HOW TO COMPLETE THIS TASK:
Print the whole listing below exactly, skipping every picture.

MATERIAL PROVIDED:
________

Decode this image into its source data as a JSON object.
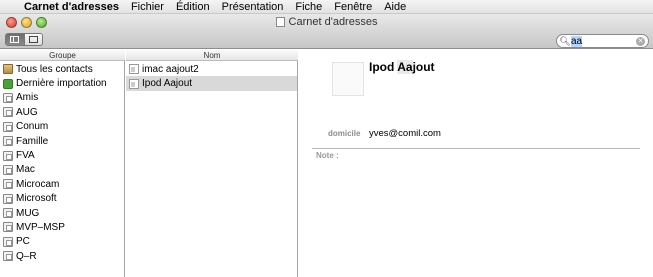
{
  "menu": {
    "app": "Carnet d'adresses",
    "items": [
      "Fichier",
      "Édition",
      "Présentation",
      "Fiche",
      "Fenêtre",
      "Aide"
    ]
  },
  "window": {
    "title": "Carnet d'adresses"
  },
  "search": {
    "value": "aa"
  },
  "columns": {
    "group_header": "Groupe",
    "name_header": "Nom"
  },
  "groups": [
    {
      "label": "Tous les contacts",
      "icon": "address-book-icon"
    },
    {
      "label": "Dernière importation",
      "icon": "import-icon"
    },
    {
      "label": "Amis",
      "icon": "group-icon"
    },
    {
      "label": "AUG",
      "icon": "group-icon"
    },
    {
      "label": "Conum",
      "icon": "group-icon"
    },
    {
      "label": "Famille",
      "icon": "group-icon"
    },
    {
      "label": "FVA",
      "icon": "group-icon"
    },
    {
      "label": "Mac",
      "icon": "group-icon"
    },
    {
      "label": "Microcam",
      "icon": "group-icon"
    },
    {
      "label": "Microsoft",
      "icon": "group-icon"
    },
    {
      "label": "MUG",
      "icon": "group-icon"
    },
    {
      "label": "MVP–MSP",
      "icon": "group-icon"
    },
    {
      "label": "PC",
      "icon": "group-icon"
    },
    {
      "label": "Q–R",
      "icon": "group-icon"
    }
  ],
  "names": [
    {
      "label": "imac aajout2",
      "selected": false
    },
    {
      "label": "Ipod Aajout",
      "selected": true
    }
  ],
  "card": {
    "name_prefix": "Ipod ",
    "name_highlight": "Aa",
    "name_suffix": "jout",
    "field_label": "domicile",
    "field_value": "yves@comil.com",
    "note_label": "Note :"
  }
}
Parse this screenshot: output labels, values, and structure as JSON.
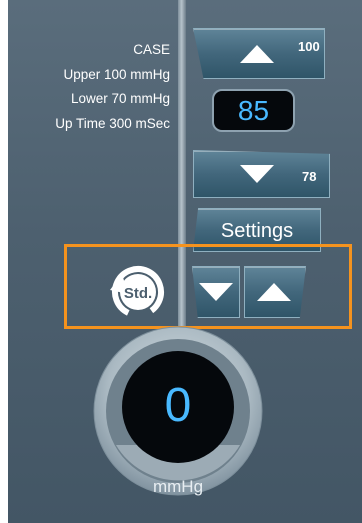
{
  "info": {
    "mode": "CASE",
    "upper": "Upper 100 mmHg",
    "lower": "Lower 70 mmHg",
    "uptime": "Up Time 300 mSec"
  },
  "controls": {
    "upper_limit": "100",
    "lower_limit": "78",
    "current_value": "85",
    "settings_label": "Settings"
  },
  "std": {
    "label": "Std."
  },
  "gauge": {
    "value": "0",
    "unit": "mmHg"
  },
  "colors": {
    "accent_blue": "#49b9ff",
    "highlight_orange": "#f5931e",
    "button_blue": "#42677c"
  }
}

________

EXERCISE ANSWER:
Decode this image into its source data as a JSON object.
{
  "menu": {
    "app": "Carnet d'adresses",
    "items": [
      "Fichier",
      "Édition",
      "Présentation",
      "Fiche",
      "Fenêtre",
      "Aide"
    ]
  },
  "window": {
    "title": "Carnet d'adresses"
  },
  "search": {
    "value": "aa"
  },
  "columns": {
    "group_header": "Groupe",
    "name_header": "Nom"
  },
  "groups": [
    {
      "label": "Tous les contacts",
      "icon": "address-book-icon"
    },
    {
      "label": "Dernière importation",
      "icon": "import-icon"
    },
    {
      "label": "Amis",
      "icon": "group-icon"
    },
    {
      "label": "AUG",
      "icon": "group-icon"
    },
    {
      "label": "Conum",
      "icon": "group-icon"
    },
    {
      "label": "Famille",
      "icon": "group-icon"
    },
    {
      "label": "FVA",
      "icon": "group-icon"
    },
    {
      "label": "Mac",
      "icon": "group-icon"
    },
    {
      "label": "Microcam",
      "icon": "group-icon"
    },
    {
      "label": "Microsoft",
      "icon": "group-icon"
    },
    {
      "label": "MUG",
      "icon": "group-icon"
    },
    {
      "label": "MVP–MSP",
      "icon": "group-icon"
    },
    {
      "label": "PC",
      "icon": "group-icon"
    },
    {
      "label": "Q–R",
      "icon": "group-icon"
    }
  ],
  "names": [
    {
      "label": "imac aajout2",
      "selected": false
    },
    {
      "label": "Ipod Aajout",
      "selected": true
    }
  ],
  "card": {
    "name_prefix": "Ipod ",
    "name_highlight": "Aa",
    "name_suffix": "jout",
    "field_label": "domicile",
    "field_value": "yves@comil.com",
    "note_label": "Note :"
  }
}
Parse this screenshot: output labels, values, and structure as JSON.
{
  "info": {
    "mode": "CASE",
    "upper": "Upper 100 mmHg",
    "lower": "Lower 70 mmHg",
    "uptime": "Up Time 300 mSec"
  },
  "controls": {
    "upper_limit": "100",
    "lower_limit": "78",
    "current_value": "85",
    "settings_label": "Settings"
  },
  "std": {
    "label": "Std."
  },
  "gauge": {
    "value": "0",
    "unit": "mmHg"
  },
  "colors": {
    "accent_blue": "#49b9ff",
    "highlight_orange": "#f5931e",
    "button_blue": "#42677c"
  }
}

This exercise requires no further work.